[Component data from apps and pages]
━━━━━━━━━━━━━━━━
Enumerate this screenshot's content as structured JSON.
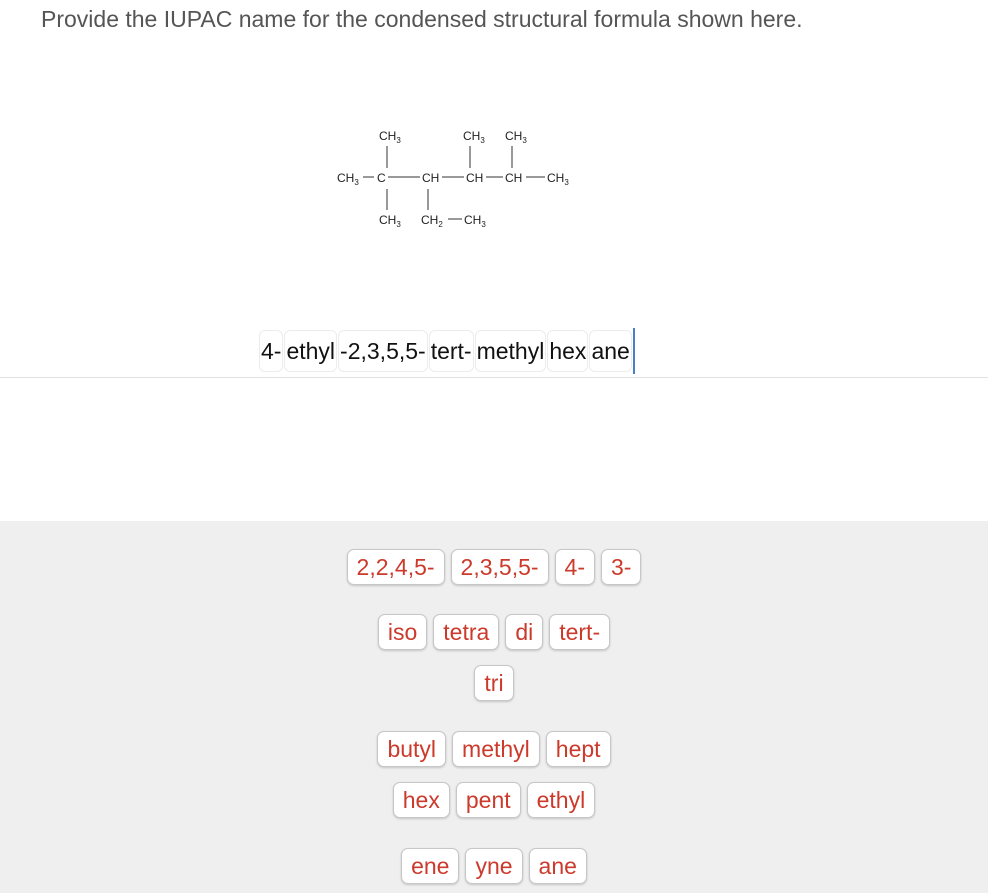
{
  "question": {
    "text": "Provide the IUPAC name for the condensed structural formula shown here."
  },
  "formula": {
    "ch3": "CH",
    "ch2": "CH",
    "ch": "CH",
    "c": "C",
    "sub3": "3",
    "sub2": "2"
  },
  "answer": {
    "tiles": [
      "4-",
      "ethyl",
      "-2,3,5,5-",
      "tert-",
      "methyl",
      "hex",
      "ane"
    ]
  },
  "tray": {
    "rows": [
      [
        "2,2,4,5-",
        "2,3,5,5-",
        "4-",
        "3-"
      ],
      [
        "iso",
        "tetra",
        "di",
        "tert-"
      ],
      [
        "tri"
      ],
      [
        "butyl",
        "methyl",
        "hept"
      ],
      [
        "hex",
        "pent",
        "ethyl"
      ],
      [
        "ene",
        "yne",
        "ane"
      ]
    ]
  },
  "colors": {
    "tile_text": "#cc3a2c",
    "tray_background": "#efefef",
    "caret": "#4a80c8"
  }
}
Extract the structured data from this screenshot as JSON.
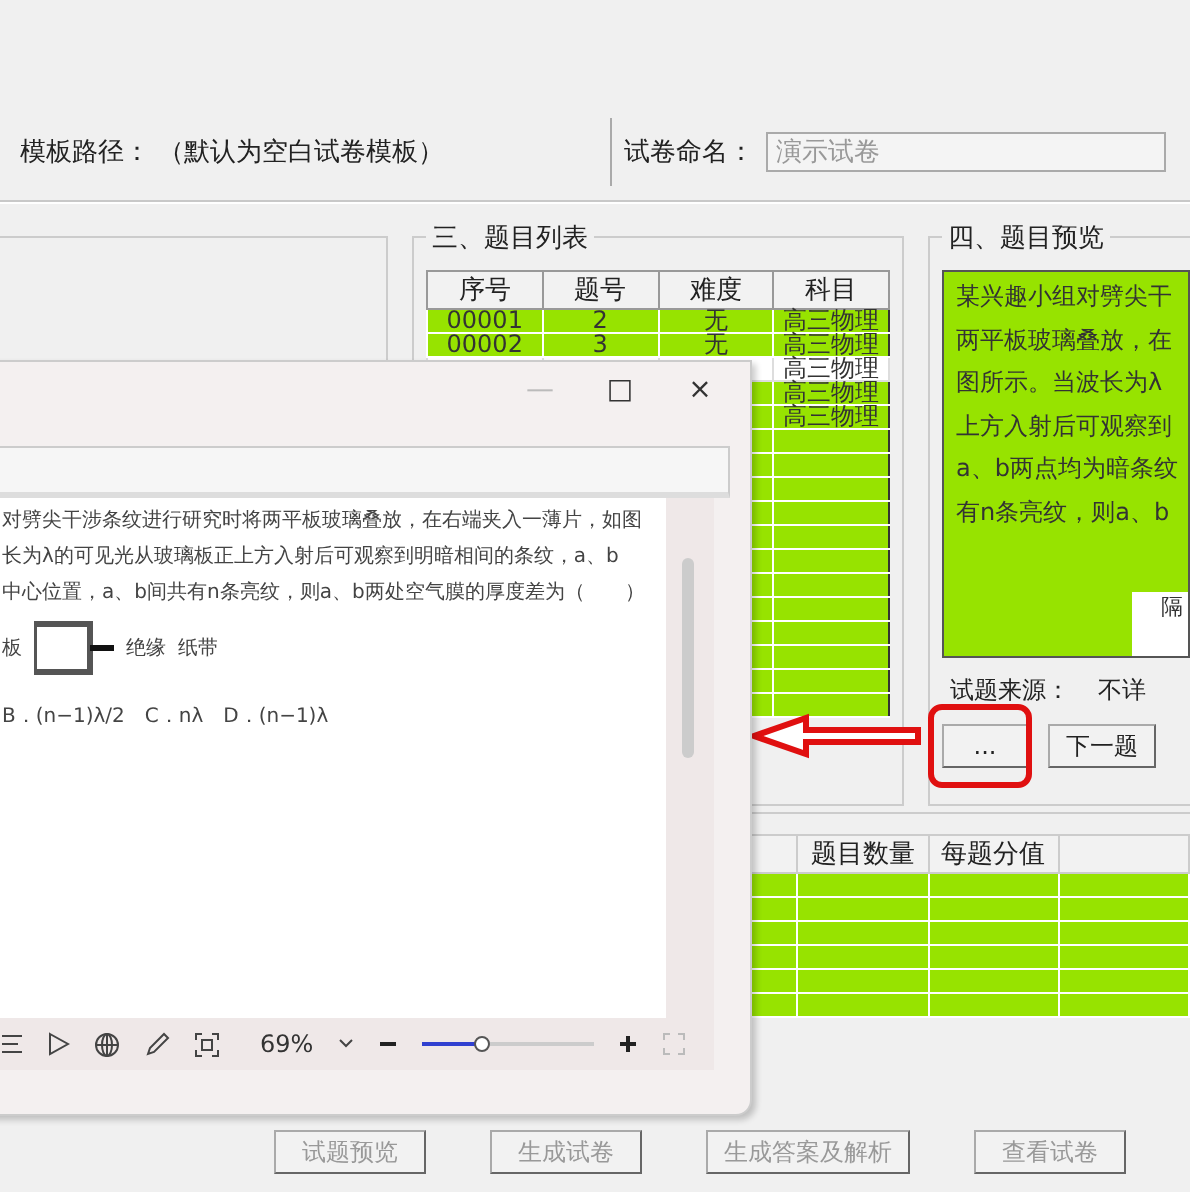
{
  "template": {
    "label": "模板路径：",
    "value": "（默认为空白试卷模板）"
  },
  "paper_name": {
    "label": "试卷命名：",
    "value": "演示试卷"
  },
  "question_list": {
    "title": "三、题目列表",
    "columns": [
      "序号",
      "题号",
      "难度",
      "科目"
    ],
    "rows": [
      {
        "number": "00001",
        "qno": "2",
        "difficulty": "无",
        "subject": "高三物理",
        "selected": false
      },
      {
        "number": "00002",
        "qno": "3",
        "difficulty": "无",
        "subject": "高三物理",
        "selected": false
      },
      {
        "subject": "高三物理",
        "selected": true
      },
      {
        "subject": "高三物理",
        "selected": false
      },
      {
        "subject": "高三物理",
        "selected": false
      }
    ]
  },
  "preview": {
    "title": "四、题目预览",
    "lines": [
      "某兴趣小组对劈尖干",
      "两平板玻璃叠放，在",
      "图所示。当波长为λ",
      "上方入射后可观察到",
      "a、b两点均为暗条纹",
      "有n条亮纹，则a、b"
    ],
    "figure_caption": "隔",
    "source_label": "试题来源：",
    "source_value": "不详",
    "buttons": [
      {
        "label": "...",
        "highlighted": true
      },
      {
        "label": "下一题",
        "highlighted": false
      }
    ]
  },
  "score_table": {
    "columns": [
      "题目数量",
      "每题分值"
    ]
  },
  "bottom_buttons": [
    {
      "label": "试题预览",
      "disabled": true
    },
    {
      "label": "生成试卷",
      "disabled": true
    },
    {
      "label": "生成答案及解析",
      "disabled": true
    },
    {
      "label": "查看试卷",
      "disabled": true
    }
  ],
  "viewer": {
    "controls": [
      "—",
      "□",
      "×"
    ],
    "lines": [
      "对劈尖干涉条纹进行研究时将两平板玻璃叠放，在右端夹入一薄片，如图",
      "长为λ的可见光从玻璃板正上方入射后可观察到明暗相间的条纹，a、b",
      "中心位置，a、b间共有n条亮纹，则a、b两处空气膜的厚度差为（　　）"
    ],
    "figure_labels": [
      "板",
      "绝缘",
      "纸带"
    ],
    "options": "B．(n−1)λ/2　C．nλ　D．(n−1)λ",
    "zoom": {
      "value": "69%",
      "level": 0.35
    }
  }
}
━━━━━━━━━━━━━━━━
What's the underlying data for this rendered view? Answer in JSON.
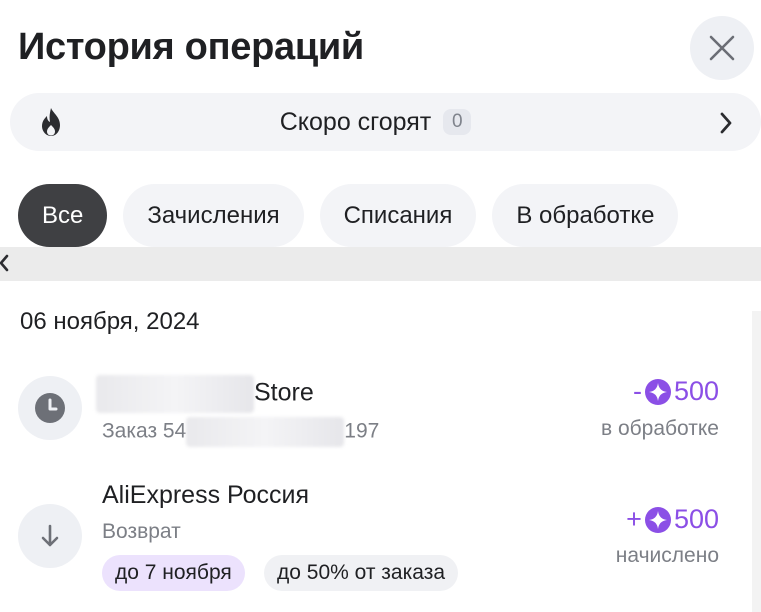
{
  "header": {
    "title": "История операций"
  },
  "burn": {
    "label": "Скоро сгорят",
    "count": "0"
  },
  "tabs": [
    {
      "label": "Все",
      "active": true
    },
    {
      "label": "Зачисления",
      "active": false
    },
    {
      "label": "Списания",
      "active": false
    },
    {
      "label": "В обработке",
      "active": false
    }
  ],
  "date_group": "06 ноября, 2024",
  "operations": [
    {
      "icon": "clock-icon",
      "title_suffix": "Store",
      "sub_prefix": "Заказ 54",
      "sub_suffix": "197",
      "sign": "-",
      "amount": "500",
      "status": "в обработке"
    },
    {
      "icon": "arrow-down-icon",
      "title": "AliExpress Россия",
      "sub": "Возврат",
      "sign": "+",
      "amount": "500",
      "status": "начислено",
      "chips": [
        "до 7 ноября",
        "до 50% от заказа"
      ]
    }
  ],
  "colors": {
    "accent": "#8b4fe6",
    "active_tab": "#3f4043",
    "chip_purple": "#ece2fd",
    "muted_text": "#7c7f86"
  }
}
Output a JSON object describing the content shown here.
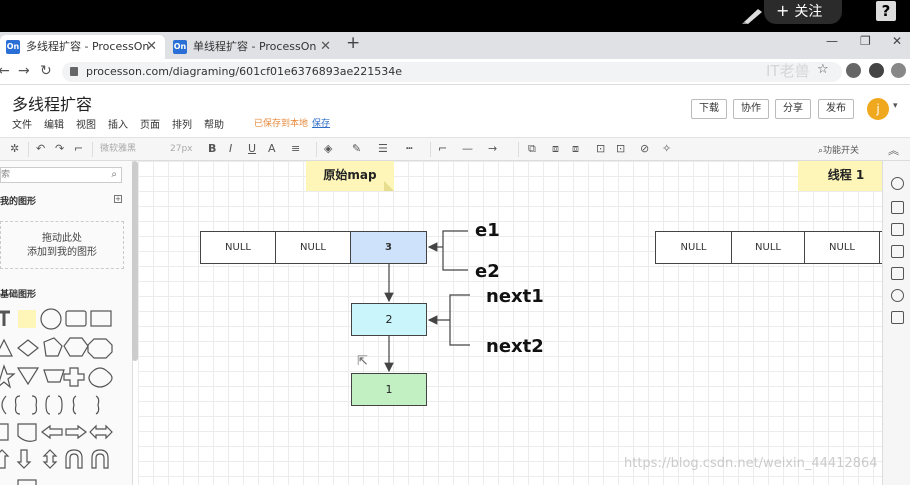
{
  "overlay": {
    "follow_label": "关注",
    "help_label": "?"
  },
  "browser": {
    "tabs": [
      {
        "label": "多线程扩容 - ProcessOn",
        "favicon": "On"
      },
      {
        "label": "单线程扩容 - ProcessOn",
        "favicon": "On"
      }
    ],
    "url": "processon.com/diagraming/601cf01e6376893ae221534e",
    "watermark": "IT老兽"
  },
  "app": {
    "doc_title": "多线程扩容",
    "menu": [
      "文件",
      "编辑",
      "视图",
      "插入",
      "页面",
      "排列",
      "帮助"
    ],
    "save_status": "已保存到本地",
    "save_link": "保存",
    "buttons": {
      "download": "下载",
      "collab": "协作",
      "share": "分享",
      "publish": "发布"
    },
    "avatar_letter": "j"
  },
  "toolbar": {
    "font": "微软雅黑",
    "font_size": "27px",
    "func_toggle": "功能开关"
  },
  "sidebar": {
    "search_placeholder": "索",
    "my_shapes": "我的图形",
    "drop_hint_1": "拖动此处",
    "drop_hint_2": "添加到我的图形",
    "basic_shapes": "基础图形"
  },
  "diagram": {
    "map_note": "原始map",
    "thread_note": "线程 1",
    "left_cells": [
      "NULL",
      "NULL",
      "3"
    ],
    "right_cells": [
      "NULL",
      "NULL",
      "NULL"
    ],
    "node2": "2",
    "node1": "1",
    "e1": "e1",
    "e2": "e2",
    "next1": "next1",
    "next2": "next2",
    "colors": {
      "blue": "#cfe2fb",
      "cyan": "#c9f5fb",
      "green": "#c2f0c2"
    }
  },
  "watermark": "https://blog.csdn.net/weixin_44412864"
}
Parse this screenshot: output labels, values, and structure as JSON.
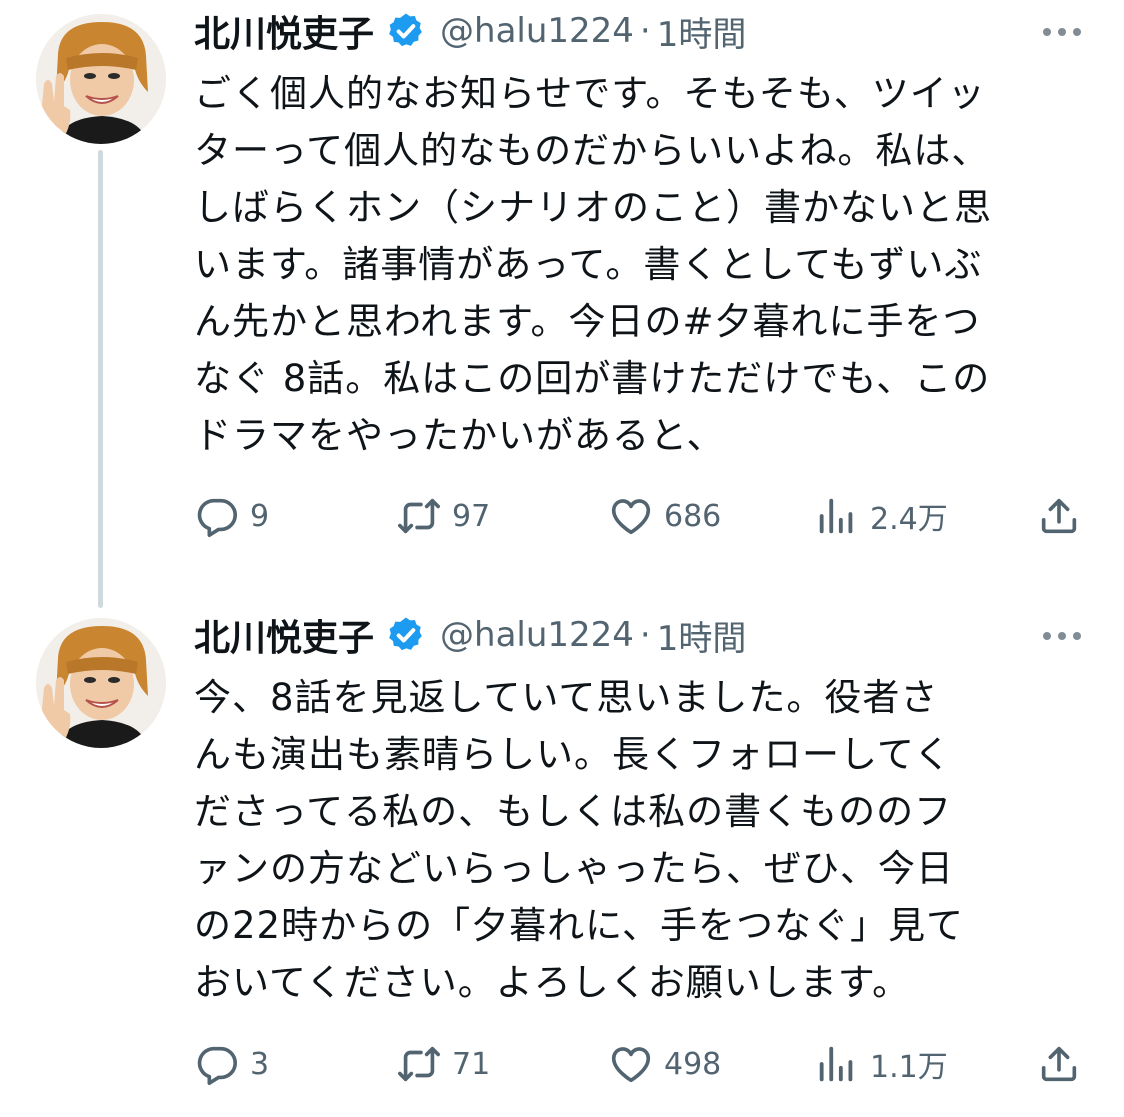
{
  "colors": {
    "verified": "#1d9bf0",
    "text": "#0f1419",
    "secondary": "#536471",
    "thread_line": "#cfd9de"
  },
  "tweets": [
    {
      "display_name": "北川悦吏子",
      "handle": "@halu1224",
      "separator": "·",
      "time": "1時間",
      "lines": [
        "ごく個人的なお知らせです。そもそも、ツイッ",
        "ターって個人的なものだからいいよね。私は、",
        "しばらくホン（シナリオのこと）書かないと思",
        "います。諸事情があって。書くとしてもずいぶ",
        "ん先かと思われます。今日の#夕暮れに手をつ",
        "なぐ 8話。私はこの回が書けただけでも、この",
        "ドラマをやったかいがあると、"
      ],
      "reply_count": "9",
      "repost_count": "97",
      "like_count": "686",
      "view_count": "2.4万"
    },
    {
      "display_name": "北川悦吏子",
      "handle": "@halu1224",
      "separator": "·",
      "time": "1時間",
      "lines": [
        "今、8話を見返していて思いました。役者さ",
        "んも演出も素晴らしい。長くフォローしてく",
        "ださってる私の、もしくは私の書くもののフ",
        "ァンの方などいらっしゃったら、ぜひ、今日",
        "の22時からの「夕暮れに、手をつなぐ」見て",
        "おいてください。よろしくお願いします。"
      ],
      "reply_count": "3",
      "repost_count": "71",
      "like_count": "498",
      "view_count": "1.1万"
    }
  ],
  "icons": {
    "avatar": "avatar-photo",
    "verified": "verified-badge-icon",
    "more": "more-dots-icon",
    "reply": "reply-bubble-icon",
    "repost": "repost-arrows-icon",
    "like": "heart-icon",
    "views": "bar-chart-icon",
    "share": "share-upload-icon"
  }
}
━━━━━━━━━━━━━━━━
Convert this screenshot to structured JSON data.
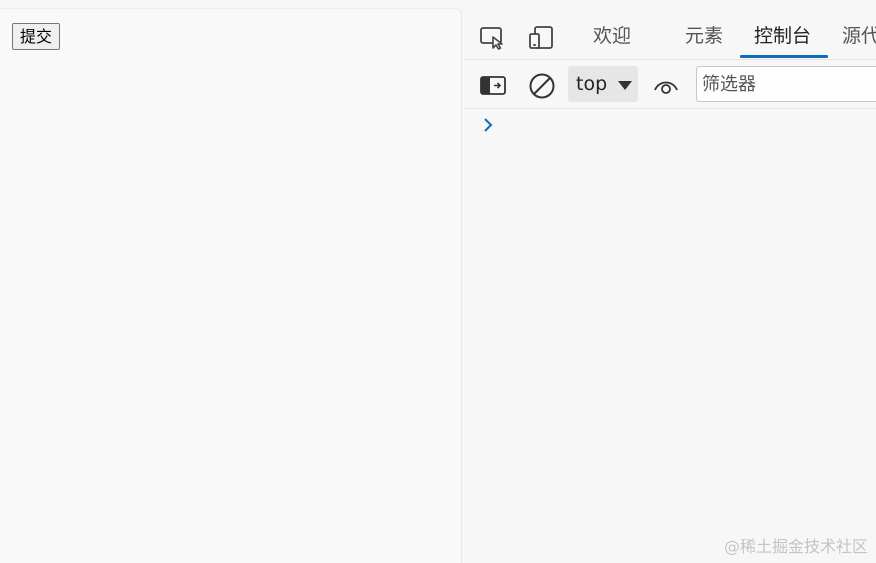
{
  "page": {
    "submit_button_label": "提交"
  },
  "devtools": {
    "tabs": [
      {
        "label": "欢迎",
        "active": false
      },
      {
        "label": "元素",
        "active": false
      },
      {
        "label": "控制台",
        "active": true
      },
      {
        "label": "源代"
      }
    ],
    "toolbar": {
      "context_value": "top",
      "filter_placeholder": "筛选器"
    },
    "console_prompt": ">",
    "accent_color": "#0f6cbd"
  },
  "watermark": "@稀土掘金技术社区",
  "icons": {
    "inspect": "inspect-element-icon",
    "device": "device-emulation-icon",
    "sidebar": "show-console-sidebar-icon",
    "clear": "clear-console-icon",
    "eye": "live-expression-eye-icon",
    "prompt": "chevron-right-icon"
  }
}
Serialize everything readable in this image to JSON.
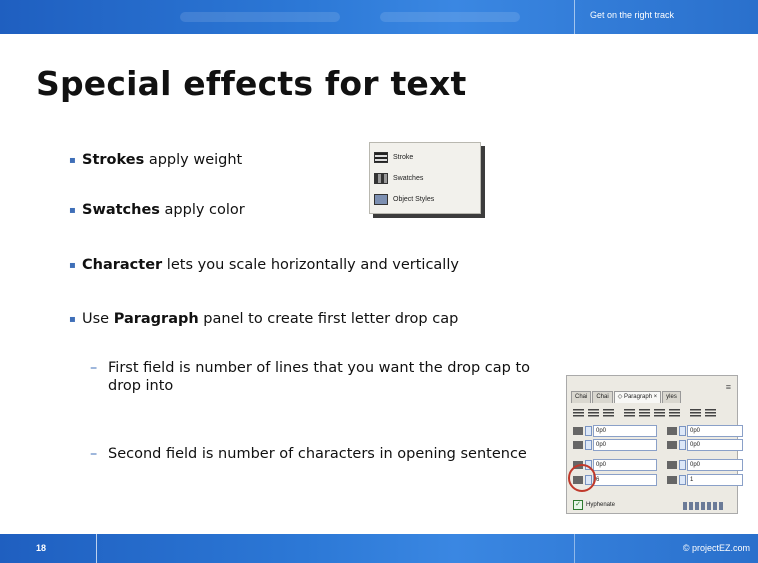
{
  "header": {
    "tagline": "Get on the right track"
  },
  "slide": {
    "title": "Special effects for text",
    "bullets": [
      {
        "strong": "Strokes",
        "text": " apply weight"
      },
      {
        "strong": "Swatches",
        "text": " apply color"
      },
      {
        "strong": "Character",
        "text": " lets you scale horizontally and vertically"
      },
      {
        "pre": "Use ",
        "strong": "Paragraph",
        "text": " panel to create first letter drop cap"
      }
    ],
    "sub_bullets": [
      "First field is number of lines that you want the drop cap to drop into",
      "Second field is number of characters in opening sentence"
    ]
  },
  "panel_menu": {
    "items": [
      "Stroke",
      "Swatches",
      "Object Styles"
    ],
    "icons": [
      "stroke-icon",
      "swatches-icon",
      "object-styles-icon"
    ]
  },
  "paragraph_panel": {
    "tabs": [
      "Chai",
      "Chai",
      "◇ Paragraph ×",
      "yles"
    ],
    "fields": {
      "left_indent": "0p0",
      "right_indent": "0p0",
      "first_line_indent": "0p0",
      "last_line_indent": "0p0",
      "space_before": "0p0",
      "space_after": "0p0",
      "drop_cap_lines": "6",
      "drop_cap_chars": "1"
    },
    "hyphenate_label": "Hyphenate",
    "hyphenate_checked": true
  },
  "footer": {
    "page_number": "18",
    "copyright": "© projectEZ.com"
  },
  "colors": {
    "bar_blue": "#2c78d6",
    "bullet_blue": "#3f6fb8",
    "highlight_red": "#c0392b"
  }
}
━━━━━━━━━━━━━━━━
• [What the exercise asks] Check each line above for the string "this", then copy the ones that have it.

• [Exercise result]
Enumerate this screenshot's content as structured JSON.
Extract the structured data from this screenshot as JSON.
What's the underlying data for this rendered view? Answer in JSON.
Parse this screenshot: output labels, values, and structure as JSON.
Convert this screenshot to structured JSON data.
Serialize everything readable in this image to JSON.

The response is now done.